Conversations in the Lobby 2014: Anthropossibilities: What Can Amazonianists Bring to the Conversation?
What is our work good for? Not, what purpose does it serve for scholarship and South American people and causes, but: what is our work good for, in the collective human project of crafting a better future? This question grows from a sense that Amazonian anthropology is positioned to recognize our relevance to some of the biggest questions on society’s agenda. One factor is Amazonia’s centrality in the global carbon cycle. Another is our insights into more-than-Western life-ways and histories.
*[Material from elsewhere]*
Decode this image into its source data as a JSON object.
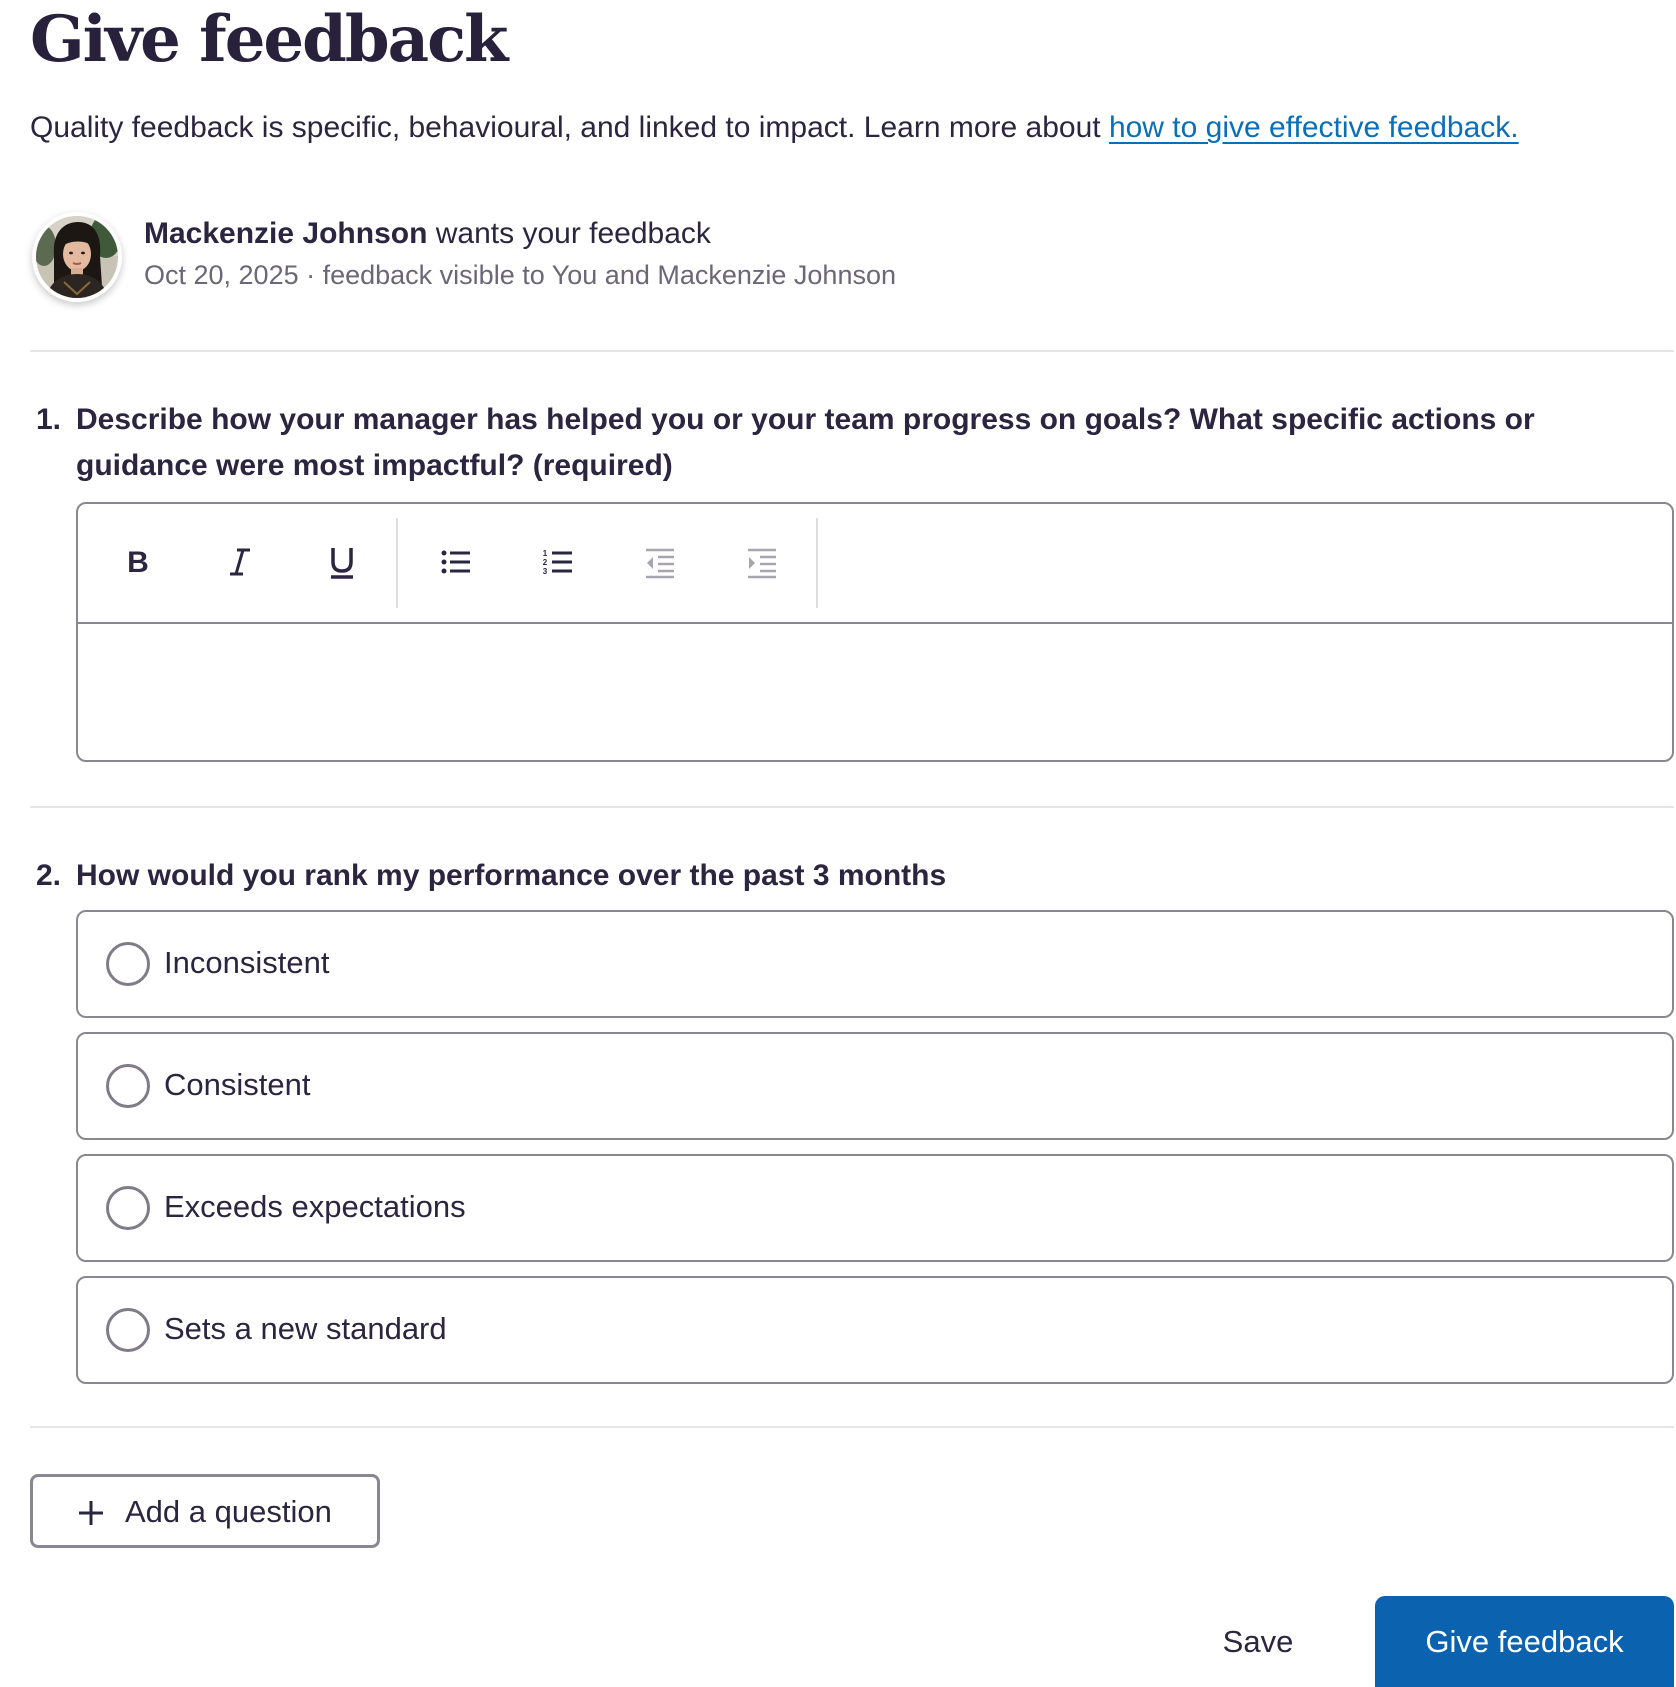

In a recent essay, Joel Robbins (JRAI, September 2013) traces how, since the 1980s, anthropology’s central concerns shifted from the “savage slot” to the “suffering subject,” from a focus on cultural differences to a focus on human oppression, poverty, pain, and vulnerability. Robbins sees another shift coalescing around an “anthropology of the good,” which focuses renewed attention on cultural differences as a resource to think critically about alternative paths toward a healthier, more equitable future. Amazonianists have deep expertise on the savage and the suffering. Can we take these insights further, into public conversations about the world in which we would like to live?
This is the second iteration of the Conversations in the Lobby in SALSA Sesquiannual meetings. This event was created in warm memory of Steven Rubenstein, whose habit it was to sit with younger colleagues and students in conference venue hotels and provide often valuable (and sometimes merely memorable) counsel on and insights into personal and professional aspects of our lives as anthropologists. The format calls for a twenty-minute talk and a longer discussion with much public participation.
–Beth Conklin (SALSA President), Carlos D. Londoño Sulkin (SALSA 2014 Academic Program Chair), Jeremy Campbell (SALSA Secretary-Treasurer-Webmaster), and Carlos D. Londoño Sulkin (SALSA President-Elect)